An analysis of the last five years of employment data from the Office of National Statistics (ONS), including new data from the past 12 months, by luxury hospitality recruiter The Change Group shows a shift in how women are working in hospitality, albeit mostly part time and at a more junior level.
There are consistently more women than men working in hospitality. Currently 54% of hospitality workers are female.
Overall the number of female chefs in the UK grew by 34% over the past 12 months, the biggest single rise over the past five years. Meanwhile, the number of male chefs in the UK increased by only 5.9%, and the total number of chefs rose by 11.3%. This means that the growth in the number of female chefs is outpacing the rise in the number of chefs working in hospitality as a whole.
However, despite this significant growth in the number of female chefs, still less than one in four (23.5%) of the total number of chefs in the UK is female.

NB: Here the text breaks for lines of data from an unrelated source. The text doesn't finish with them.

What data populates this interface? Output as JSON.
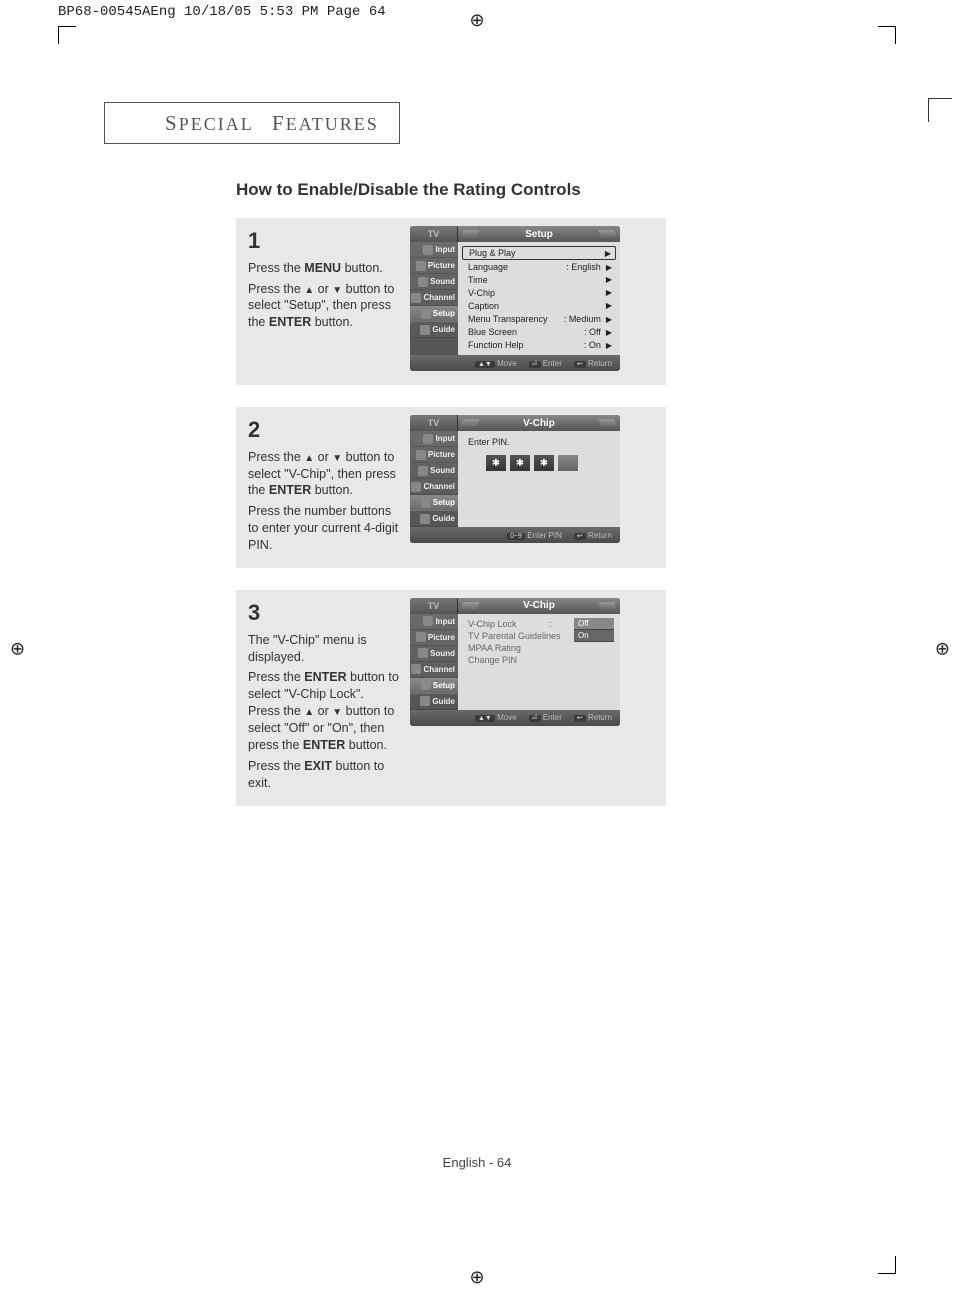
{
  "print_header": "BP68-00545AEng  10/18/05  5:53 PM  Page 64",
  "section_title_1": "S",
  "section_title_2": "PECIAL",
  "section_title_3": "F",
  "section_title_4": "EATURES",
  "howto_title": "How to Enable/Disable the Rating Controls",
  "footer": "English - 64",
  "steps": {
    "s1": {
      "num": "1",
      "p1a": "Press the ",
      "p1b": "MENU",
      "p1c": " button.",
      "p2a": "Press the  ",
      "p2b": " or ",
      "p2c": " button to select \"Setup\", then press the ",
      "p2d": "ENTER",
      "p2e": " button."
    },
    "s2": {
      "num": "2",
      "p1a": "Press the ",
      "p1b": " or ",
      "p1c": " button to select \"V-Chip\", then press the ",
      "p1d": "ENTER",
      "p1e": " button.",
      "p2": "Press the number buttons to enter your current 4-digit PIN."
    },
    "s3": {
      "num": "3",
      "p1": "The \"V-Chip\" menu is displayed.",
      "p2a": "Press the ",
      "p2b": "ENTER",
      "p2c": " button to select \"V-Chip Lock\".",
      "p3a": "Press the ",
      "p3b": " or ",
      "p3c": " button to select \"Off\" or \"On\", then press the ",
      "p3d": "ENTER",
      "p3e": " button.",
      "p4a": "Press the ",
      "p4b": "EXIT",
      "p4c": " button to exit."
    }
  },
  "osd": {
    "tv": "TV",
    "side": {
      "input": "Input",
      "picture": "Picture",
      "sound": "Sound",
      "channel": "Channel",
      "setup": "Setup",
      "guide": "Guide"
    },
    "footer": {
      "move": "Move",
      "enter": "Enter",
      "return": "Return",
      "enterpin": "Enter PIN",
      "zeronine": "0~9"
    },
    "screen1": {
      "title": "Setup",
      "rows": {
        "r0": "Plug & Play",
        "r1l": "Language",
        "r1v": ": English",
        "r2": "Time",
        "r3": "V-Chip",
        "r4": "Caption",
        "r5l": "Menu Transparency",
        "r5v": ": Medium",
        "r6l": "Blue Screen",
        "r6v": ": Off",
        "r7l": "Function Help",
        "r7v": ": On"
      }
    },
    "screen2": {
      "title": "V-Chip",
      "prompt": "Enter PIN.",
      "star": "✱"
    },
    "screen3": {
      "title": "V-Chip",
      "r0": "V-Chip Lock",
      "r0v": ":",
      "opt_off": "Off",
      "opt_on": "On",
      "r1": "TV Parental Guidelines",
      "r2": "MPAA Rating",
      "r3": "Change PIN"
    }
  }
}
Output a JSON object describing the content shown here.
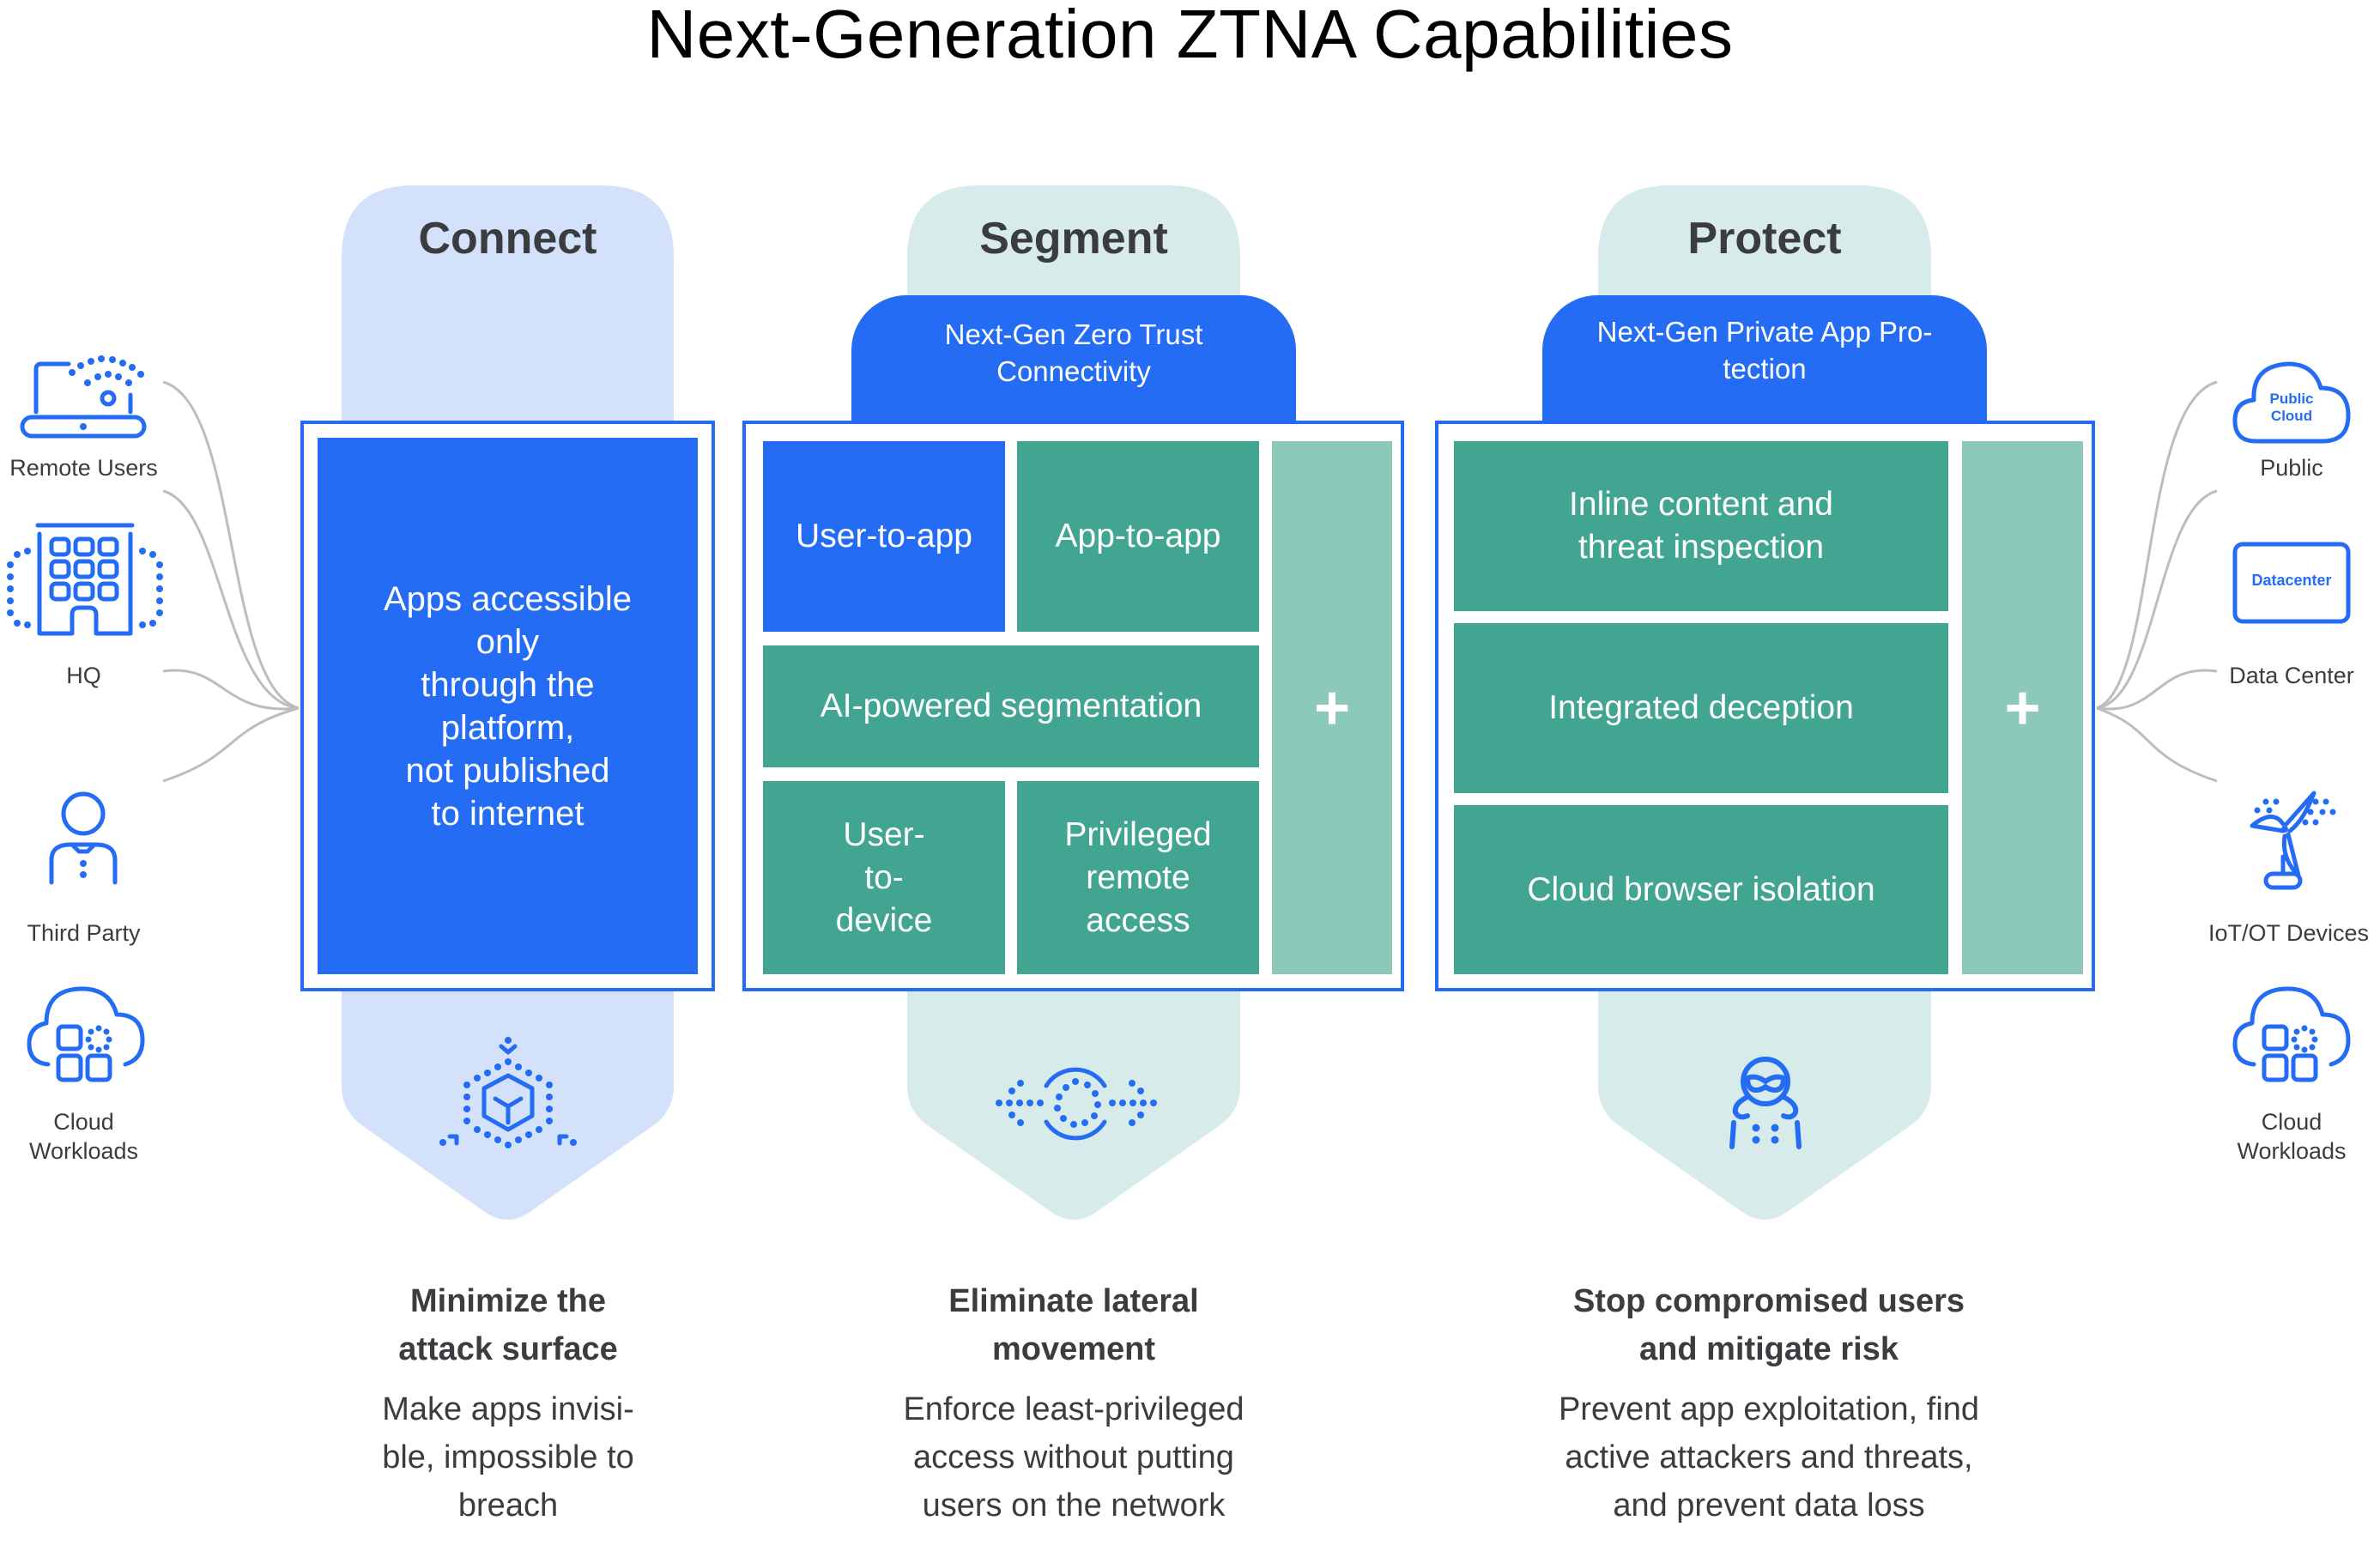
{
  "title": "Next-Generation ZTNA Capabilities",
  "colors": {
    "brand_blue": "#256cf4",
    "teal": "#41a591",
    "light_teal": "#8dc9bb",
    "connect_bg": "#d3e1fb",
    "segment_bg": "#d7ecea",
    "text": "#3b3c40",
    "connector": "#bdbdbd"
  },
  "sources_left": [
    {
      "label": "Remote Users",
      "icon": "laptop-wifi-icon"
    },
    {
      "label": "HQ",
      "icon": "office-building-icon"
    },
    {
      "label": "Third Party",
      "icon": "person-icon"
    },
    {
      "label": "Cloud\nWorkloads",
      "icon": "cloud-workloads-icon"
    }
  ],
  "sources_right": [
    {
      "label": "Public",
      "icon": "public-cloud-icon",
      "icon_text": "Public\nCloud"
    },
    {
      "label": "Data Center",
      "icon": "datacenter-icon",
      "icon_text": "Datacenter"
    },
    {
      "label": "IoT/OT Devices",
      "icon": "wind-turbine-icon"
    },
    {
      "label": "Cloud\nWorkloads",
      "icon": "cloud-workloads-icon"
    }
  ],
  "columns": {
    "connect": {
      "label": "Connect",
      "box_text": "Apps accessible\nonly\nthrough the\nplatform,\nnot published\nto internet",
      "icon": "cube-hexagon-icon",
      "heading": "Minimize the\nattack surface",
      "description": "Make apps invisi-\nble, impossible to\nbreach"
    },
    "segment": {
      "label": "Segment",
      "tab": "Next-Gen Zero Trust\nConnectivity",
      "cells": {
        "user_to_app": "User-to-app",
        "app_to_app": "App-to-app",
        "ai_segmentation": "AI-powered segmentation",
        "user_to_device": "User-\nto-\ndevice",
        "privileged_remote": "Privileged\nremote\naccess",
        "plus": "+"
      },
      "icon": "lateral-movement-icon",
      "heading": "Eliminate lateral\nmovement",
      "description": "Enforce least-privileged\naccess without putting\nusers on the network"
    },
    "protect": {
      "label": "Protect",
      "tab": "Next-Gen Private App Pro-\ntection",
      "cells": {
        "inline_inspection": "Inline content and\nthreat inspection",
        "deception": "Integrated deception",
        "browser_isolation": "Cloud browser isolation",
        "plus": "+"
      },
      "icon": "masked-attacker-icon",
      "heading": "Stop compromised users\nand mitigate risk",
      "description": "Prevent app exploitation, find\nactive attackers and threats,\nand prevent data loss"
    }
  }
}
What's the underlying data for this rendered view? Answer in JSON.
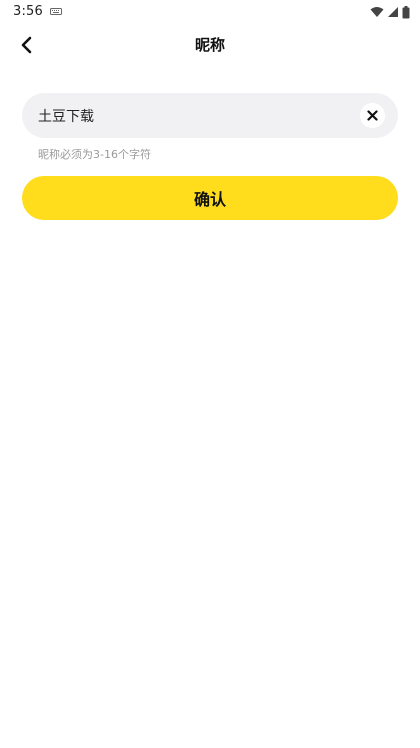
{
  "status_bar": {
    "time": "3:56",
    "icons": [
      "keyboard-icon",
      "wifi-icon",
      "signal-icon",
      "battery-icon"
    ]
  },
  "header": {
    "back_icon": "chevron-left-icon",
    "title": "昵称"
  },
  "form": {
    "nickname_value": "土豆下载",
    "clear_icon": "close-icon",
    "hint": "昵称必须为3-16个字符",
    "confirm_label": "确认"
  },
  "colors": {
    "accent": "#ffdd1d",
    "input_background": "#f1f1f3",
    "hint_text": "#9a9a9a"
  }
}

If the rate of growth in female and male chefs remains consistent, female chefs could potentially outnumber male chefs by 2022. However, a significant factor in the impact that women can have in the business is that many more women than men work part time: only a third of men work part time, while only a third of women work full time.
Men also dominate senior managerial roles as well as ownership of restaurants and catering establishments. On average over the past five years, 58% of senior restaurant and catering staff have been men to only 42% women.
Meanwhile, women dramatically and consistently outnumber men in what are termed “elementary services occupations” within the ONS data. Over the past five years, three out of five kitchen and catering assistants have been women though the tide may be gradually turning as this figure is declining from 67% in 2013 to 62% in 2017. Seven out of ten waiting staff are also female.
Founder and director of The Change Group, Craig Allen, is cautiously optimistic about what the national statistics reveal about gender equality in the hospitality sector as a whole – and more specifically in senior roles and in the kitchen. “It is great to see that there are more female chefs and that this figure has leapt up in the past year. This is certainly a trend that we are seeing in the people that we are placing at London’s top establishments. The hospitality sector wants more female chefs and we are delighted to see so many of London’s top establishments taking steps to recruit more women into their kitchens.
“However, it is worrying that the majority of senior roles are being taken by men, and also that so many women are working part time. On the one hand, this means that they have more flexibility, which could encourage more women to work in hospitality. Equally, it could also affect the opportunities open to women, as many senior roles are full time. This means that despite the hard numbers, arguably the overall impact which women are having in the hospitality sector is smaller, because so many are working in junior roles and part time.
“The surge in the number of female chefs joining the industry over the past 12 months could indicate that they are an important source of talent at a time which is vital as the hospitality sector continues to face a dire talent shortage. We may see more women rise to the fore, so the future in terms of employment could be brighter than anticipated for the industry.”
Jenny Warner, head chef of The Thomas Cubitt, said, “I think the main issue for women is when it’s time to have a family. It must be very hard to work in hospitality and look after a child because of the hours. This is especially true when it comes to senior roles. Heading up a kitchen is a very full time role. How can you be in charge of a kitchen and come and go in order to look after a family? It’s not something that has a simple answer. Personally I don’t know what I will do when the time comes, but luckily for me, aspiring women who have tackled this problem first hand run many departments within Cubitt House.
“People in hospitality tend to find partners within the industry because you share the same passion and understanding of the culture and demands that often people outside the hospitality industry don’t understand. This means the shift system doesn’t help if the other parent works exactly the same hours, and if you don’t, you will never see each other. I’ve seen lots of talented women that are doing really well and then drop out when they reach a certain age to have a family. The result is that there aren’t that many women in senior chef roles.”